In comparison, Cisneros has pledged to not take fossil fuel money. And she says she’s onboard with changes that would ultimately move the district away from the fossil fuel economy. In response to an endorsement questionnaire from 350 Action, she committed to supporting a fracking ban in the U.S., putting a moratorium on new public land fossil fuel leases, and reinstating the oil export ban Cuellar voted to lift.
Fossil fuels are the backbone of the Texas economy. Hundreds of thousands of people are employed directly by extractive industries in the state, and the industry’s impacts ripple out from there, with schools and other public goods, for instance, receiving tax revenue from oil and gas companies.

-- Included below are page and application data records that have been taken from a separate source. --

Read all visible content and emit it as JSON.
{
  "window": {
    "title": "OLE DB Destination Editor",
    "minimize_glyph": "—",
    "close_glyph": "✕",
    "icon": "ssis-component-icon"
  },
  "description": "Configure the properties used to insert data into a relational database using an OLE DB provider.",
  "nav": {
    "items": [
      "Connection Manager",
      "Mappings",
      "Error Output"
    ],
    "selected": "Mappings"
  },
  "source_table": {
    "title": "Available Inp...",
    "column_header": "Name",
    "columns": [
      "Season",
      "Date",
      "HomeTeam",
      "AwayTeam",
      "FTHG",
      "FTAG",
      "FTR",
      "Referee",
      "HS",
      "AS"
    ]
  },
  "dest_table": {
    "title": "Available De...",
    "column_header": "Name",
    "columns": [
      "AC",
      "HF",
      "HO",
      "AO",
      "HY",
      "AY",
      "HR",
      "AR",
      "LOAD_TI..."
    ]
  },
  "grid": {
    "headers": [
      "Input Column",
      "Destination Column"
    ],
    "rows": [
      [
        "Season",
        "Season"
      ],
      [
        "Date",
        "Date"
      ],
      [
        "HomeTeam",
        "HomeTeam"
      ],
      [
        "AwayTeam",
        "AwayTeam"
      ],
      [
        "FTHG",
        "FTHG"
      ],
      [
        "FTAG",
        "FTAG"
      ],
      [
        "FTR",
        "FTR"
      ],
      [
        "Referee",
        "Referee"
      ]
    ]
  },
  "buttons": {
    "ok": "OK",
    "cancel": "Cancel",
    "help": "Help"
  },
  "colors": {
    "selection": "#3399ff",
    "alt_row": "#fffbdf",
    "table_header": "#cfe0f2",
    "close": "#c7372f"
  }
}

But any climate policy that meets the scale and urgency of the climate crisis will have to transform the economy. And Cisneros is determined to ensure that transformation doesn’t leave workers behind. She says she supports a program that would not only decarbonize the economy, but also create job training programs to help transition fossil fuel workers into cleaner industries.

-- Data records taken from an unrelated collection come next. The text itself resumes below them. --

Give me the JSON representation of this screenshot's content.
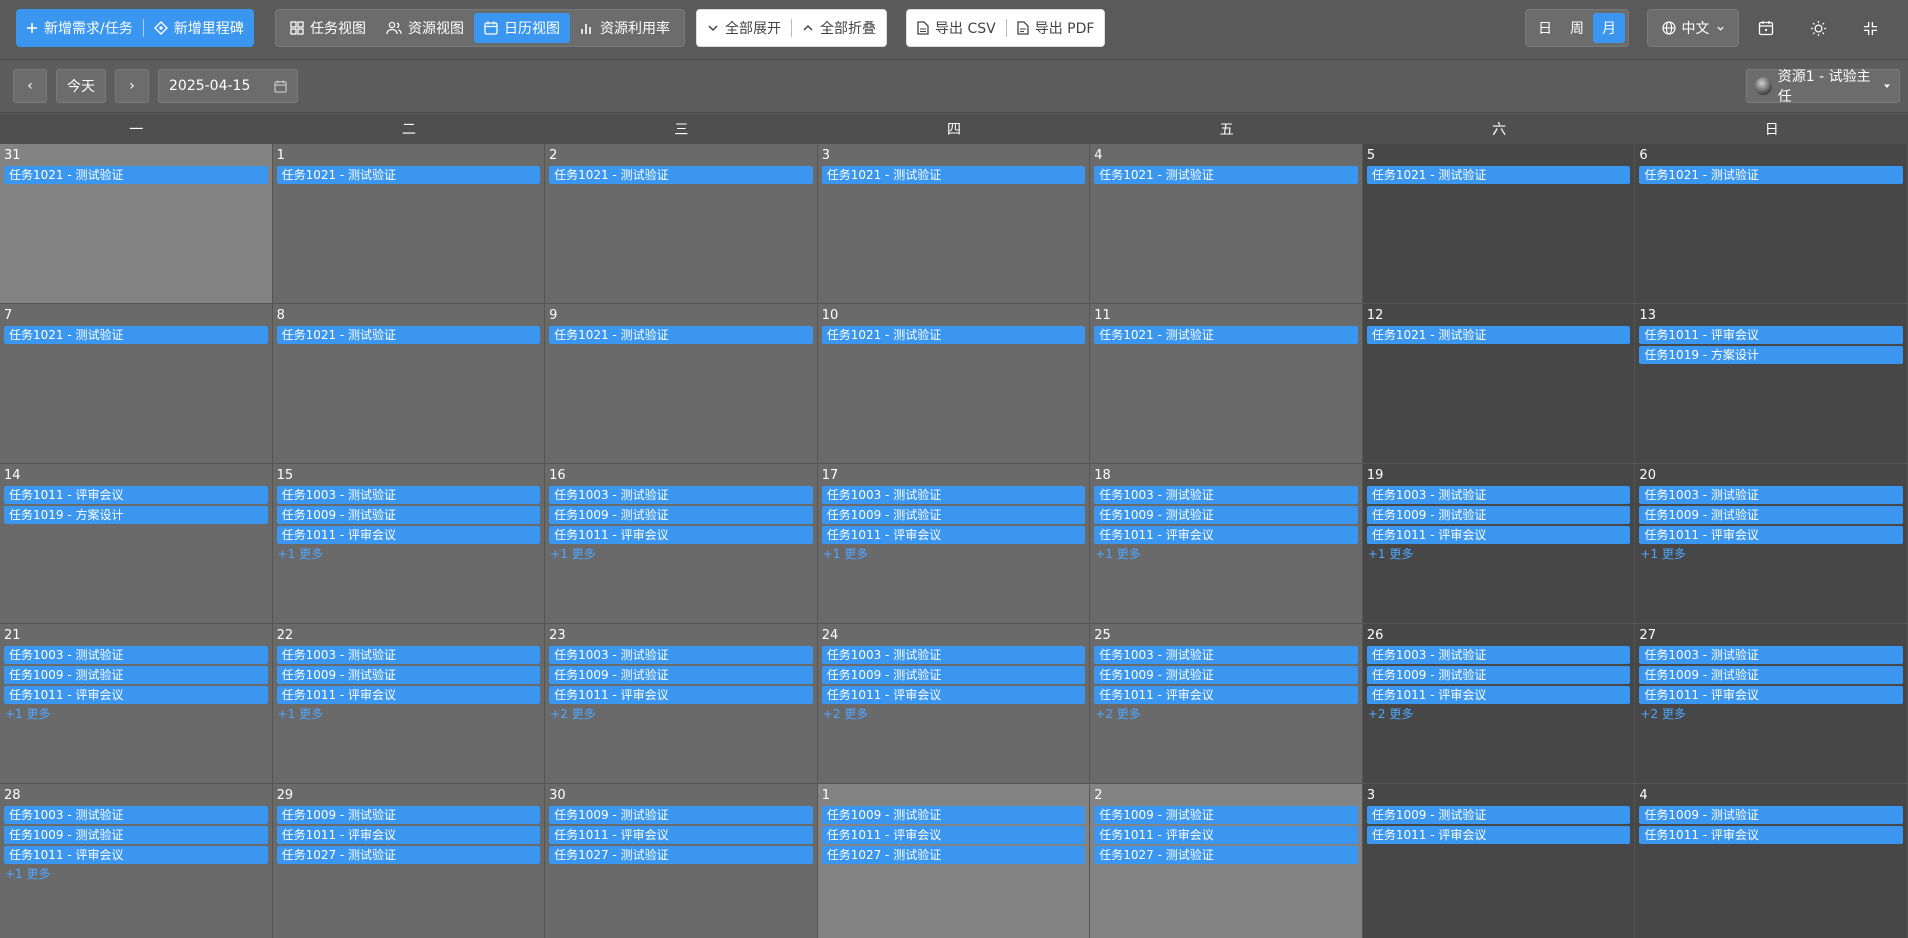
{
  "toolbar": {
    "add_task": "新增需求/任务",
    "add_milestone": "新增里程碑",
    "view_task": "任务视图",
    "view_resource": "资源视图",
    "view_calendar": "日历视图",
    "view_utilization": "资源利用率",
    "expand_all": "全部展开",
    "collapse_all": "全部折叠",
    "export_csv": "导出 CSV",
    "export_pdf": "导出 PDF",
    "period_day": "日",
    "period_week": "周",
    "period_month": "月",
    "language": "中文",
    "accent_color": "#3a96ee"
  },
  "subbar": {
    "prev": "‹",
    "today": "今天",
    "next": "›",
    "date": "2025-04-15",
    "resource": "资源1 - 试验主任"
  },
  "calendar": {
    "weekdays": [
      "一",
      "二",
      "三",
      "四",
      "五",
      "六",
      "日"
    ],
    "weeks": [
      [
        {
          "day": "31",
          "other": true,
          "events": [
            "任务1021 - 测试验证"
          ],
          "more": ""
        },
        {
          "day": "1",
          "events": [
            "任务1021 - 测试验证"
          ],
          "more": ""
        },
        {
          "day": "2",
          "events": [
            "任务1021 - 测试验证"
          ],
          "more": ""
        },
        {
          "day": "3",
          "events": [
            "任务1021 - 测试验证"
          ],
          "more": ""
        },
        {
          "day": "4",
          "events": [
            "任务1021 - 测试验证"
          ],
          "more": ""
        },
        {
          "day": "5",
          "events": [
            "任务1021 - 测试验证"
          ],
          "more": ""
        },
        {
          "day": "6",
          "events": [
            "任务1021 - 测试验证"
          ],
          "more": ""
        }
      ],
      [
        {
          "day": "7",
          "events": [
            "任务1021 - 测试验证"
          ],
          "more": ""
        },
        {
          "day": "8",
          "events": [
            "任务1021 - 测试验证"
          ],
          "more": ""
        },
        {
          "day": "9",
          "events": [
            "任务1021 - 测试验证"
          ],
          "more": ""
        },
        {
          "day": "10",
          "events": [
            "任务1021 - 测试验证"
          ],
          "more": ""
        },
        {
          "day": "11",
          "events": [
            "任务1021 - 测试验证"
          ],
          "more": ""
        },
        {
          "day": "12",
          "events": [
            "任务1021 - 测试验证"
          ],
          "more": ""
        },
        {
          "day": "13",
          "events": [
            "任务1011 - 评审会议",
            "任务1019 - 方案设计"
          ],
          "more": ""
        }
      ],
      [
        {
          "day": "14",
          "events": [
            "任务1011 - 评审会议",
            "任务1019 - 方案设计"
          ],
          "more": ""
        },
        {
          "day": "15",
          "events": [
            "任务1003 - 测试验证",
            "任务1009 - 测试验证",
            "任务1011 - 评审会议"
          ],
          "more": "+1 更多"
        },
        {
          "day": "16",
          "events": [
            "任务1003 - 测试验证",
            "任务1009 - 测试验证",
            "任务1011 - 评审会议"
          ],
          "more": "+1 更多"
        },
        {
          "day": "17",
          "events": [
            "任务1003 - 测试验证",
            "任务1009 - 测试验证",
            "任务1011 - 评审会议"
          ],
          "more": "+1 更多"
        },
        {
          "day": "18",
          "events": [
            "任务1003 - 测试验证",
            "任务1009 - 测试验证",
            "任务1011 - 评审会议"
          ],
          "more": "+1 更多"
        },
        {
          "day": "19",
          "events": [
            "任务1003 - 测试验证",
            "任务1009 - 测试验证",
            "任务1011 - 评审会议"
          ],
          "more": "+1 更多"
        },
        {
          "day": "20",
          "events": [
            "任务1003 - 测试验证",
            "任务1009 - 测试验证",
            "任务1011 - 评审会议"
          ],
          "more": "+1 更多"
        }
      ],
      [
        {
          "day": "21",
          "events": [
            "任务1003 - 测试验证",
            "任务1009 - 测试验证",
            "任务1011 - 评审会议"
          ],
          "more": "+1 更多"
        },
        {
          "day": "22",
          "events": [
            "任务1003 - 测试验证",
            "任务1009 - 测试验证",
            "任务1011 - 评审会议"
          ],
          "more": "+1 更多"
        },
        {
          "day": "23",
          "events": [
            "任务1003 - 测试验证",
            "任务1009 - 测试验证",
            "任务1011 - 评审会议"
          ],
          "more": "+2 更多"
        },
        {
          "day": "24",
          "events": [
            "任务1003 - 测试验证",
            "任务1009 - 测试验证",
            "任务1011 - 评审会议"
          ],
          "more": "+2 更多"
        },
        {
          "day": "25",
          "events": [
            "任务1003 - 测试验证",
            "任务1009 - 测试验证",
            "任务1011 - 评审会议"
          ],
          "more": "+2 更多"
        },
        {
          "day": "26",
          "events": [
            "任务1003 - 测试验证",
            "任务1009 - 测试验证",
            "任务1011 - 评审会议"
          ],
          "more": "+2 更多"
        },
        {
          "day": "27",
          "events": [
            "任务1003 - 测试验证",
            "任务1009 - 测试验证",
            "任务1011 - 评审会议"
          ],
          "more": "+2 更多"
        }
      ],
      [
        {
          "day": "28",
          "events": [
            "任务1003 - 测试验证",
            "任务1009 - 测试验证",
            "任务1011 - 评审会议"
          ],
          "more": "+1 更多"
        },
        {
          "day": "29",
          "events": [
            "任务1009 - 测试验证",
            "任务1011 - 评审会议",
            "任务1027 - 测试验证"
          ],
          "more": ""
        },
        {
          "day": "30",
          "events": [
            "任务1009 - 测试验证",
            "任务1011 - 评审会议",
            "任务1027 - 测试验证"
          ],
          "more": ""
        },
        {
          "day": "1",
          "other": true,
          "events": [
            "任务1009 - 测试验证",
            "任务1011 - 评审会议",
            "任务1027 - 测试验证"
          ],
          "more": ""
        },
        {
          "day": "2",
          "other": true,
          "events": [
            "任务1009 - 测试验证",
            "任务1011 - 评审会议",
            "任务1027 - 测试验证"
          ],
          "more": ""
        },
        {
          "day": "3",
          "other": true,
          "events": [
            "任务1009 - 测试验证",
            "任务1011 - 评审会议"
          ],
          "more": ""
        },
        {
          "day": "4",
          "other": true,
          "events": [
            "任务1009 - 测试验证",
            "任务1011 - 评审会议"
          ],
          "more": ""
        }
      ]
    ]
  }
}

“Through a Green New Deal, we will be able to create countless new jobs in our community that we desperately need and we will protect our planet and the future of South Texas,” she said. “With renewable energy set to surpass coal in the U.S. by 2021, Texas is uniquely equipped with enough sunlight and wind to compliment each other and make a 100 percent renewable power grid cheaper and more reliable. Texas should take steps to lead, not be left behind.”

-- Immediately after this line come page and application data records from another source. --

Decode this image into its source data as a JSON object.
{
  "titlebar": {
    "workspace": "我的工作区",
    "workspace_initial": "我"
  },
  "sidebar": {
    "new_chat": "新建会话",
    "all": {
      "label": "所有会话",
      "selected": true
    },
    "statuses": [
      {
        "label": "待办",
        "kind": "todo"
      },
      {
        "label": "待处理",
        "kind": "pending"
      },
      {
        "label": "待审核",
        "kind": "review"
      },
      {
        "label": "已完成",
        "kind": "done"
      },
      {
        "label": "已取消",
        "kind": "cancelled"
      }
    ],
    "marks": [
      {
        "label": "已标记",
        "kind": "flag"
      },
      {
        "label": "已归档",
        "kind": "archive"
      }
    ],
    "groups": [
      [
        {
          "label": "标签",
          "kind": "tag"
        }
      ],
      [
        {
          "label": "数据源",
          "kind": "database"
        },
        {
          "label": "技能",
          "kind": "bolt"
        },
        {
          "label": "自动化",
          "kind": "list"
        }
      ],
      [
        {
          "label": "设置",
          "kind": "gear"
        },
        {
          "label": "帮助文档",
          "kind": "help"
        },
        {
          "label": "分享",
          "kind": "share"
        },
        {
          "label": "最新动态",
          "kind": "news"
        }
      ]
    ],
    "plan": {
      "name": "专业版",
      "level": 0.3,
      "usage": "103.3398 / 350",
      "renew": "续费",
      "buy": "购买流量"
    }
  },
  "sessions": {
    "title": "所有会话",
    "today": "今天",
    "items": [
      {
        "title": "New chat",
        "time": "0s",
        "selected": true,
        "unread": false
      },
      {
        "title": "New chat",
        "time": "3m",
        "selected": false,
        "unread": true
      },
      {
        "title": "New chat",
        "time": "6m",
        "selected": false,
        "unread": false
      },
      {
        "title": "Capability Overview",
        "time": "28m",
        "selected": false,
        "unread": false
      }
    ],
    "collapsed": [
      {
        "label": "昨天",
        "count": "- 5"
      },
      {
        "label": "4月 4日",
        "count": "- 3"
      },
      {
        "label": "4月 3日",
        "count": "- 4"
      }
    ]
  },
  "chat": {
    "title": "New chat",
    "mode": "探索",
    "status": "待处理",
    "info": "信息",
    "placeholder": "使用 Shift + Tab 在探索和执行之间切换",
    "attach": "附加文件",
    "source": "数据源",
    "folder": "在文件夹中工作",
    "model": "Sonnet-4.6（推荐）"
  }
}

Some of those jobs already exist. Texas ranks second in the number of renewable energy jobs in the U.S., trailing only California. The state also has most wind-generated energy of any state in the U.S., and over the next three years, solar power is expected to be the fastest-growing contributor to the state’s power grid. But most of the state’s energy still comes from oil and gas.
“It is a bigger lift to transition Texas to a fully, renewable energy state, because we are so reliant on that industry, and because we are historically and currently exporting oil and gas outside of our state to so many other states and countries,” said the Sierra Club’s Johnson. “This is the heart of this industry.”
Transitioning Texas won’t be easy, but the alternative is unthinkable. Right now, parts of the TX-28 are facing extreme drought, which is taking a toll on local agriculture. Last summer, the Rio Grande also saw massive floods that damaged a thousand homes and killed at least one person. And in 2017, Hurricane Harvey devastated many parts of the state. Without urgent action, Texas will see more drought and extreme heat and more floods in years to come. The longer the state waits to prepare residents for an economy that doesn’t run on fossil fuels as well as the impacts of climate crisis already in the pipeline, the harder it will be on residents.
Cuellar’s campaign told Earther the Green New Deal is a “fairytale,” but for Texas and the rest of the world, decarbonizing every sector of the economy is our only shot at survival. Anything else is unrealistic. The policy needs buy-in from places like Texas, which produces 40 percent of the U.S. oil and gas, and Cisneros could give the legislation a huge boost if she beats Cuellar on Super Tuesday and joins the House in January. If the Green New Deal succeeds in Texas, it can succeed anywhere.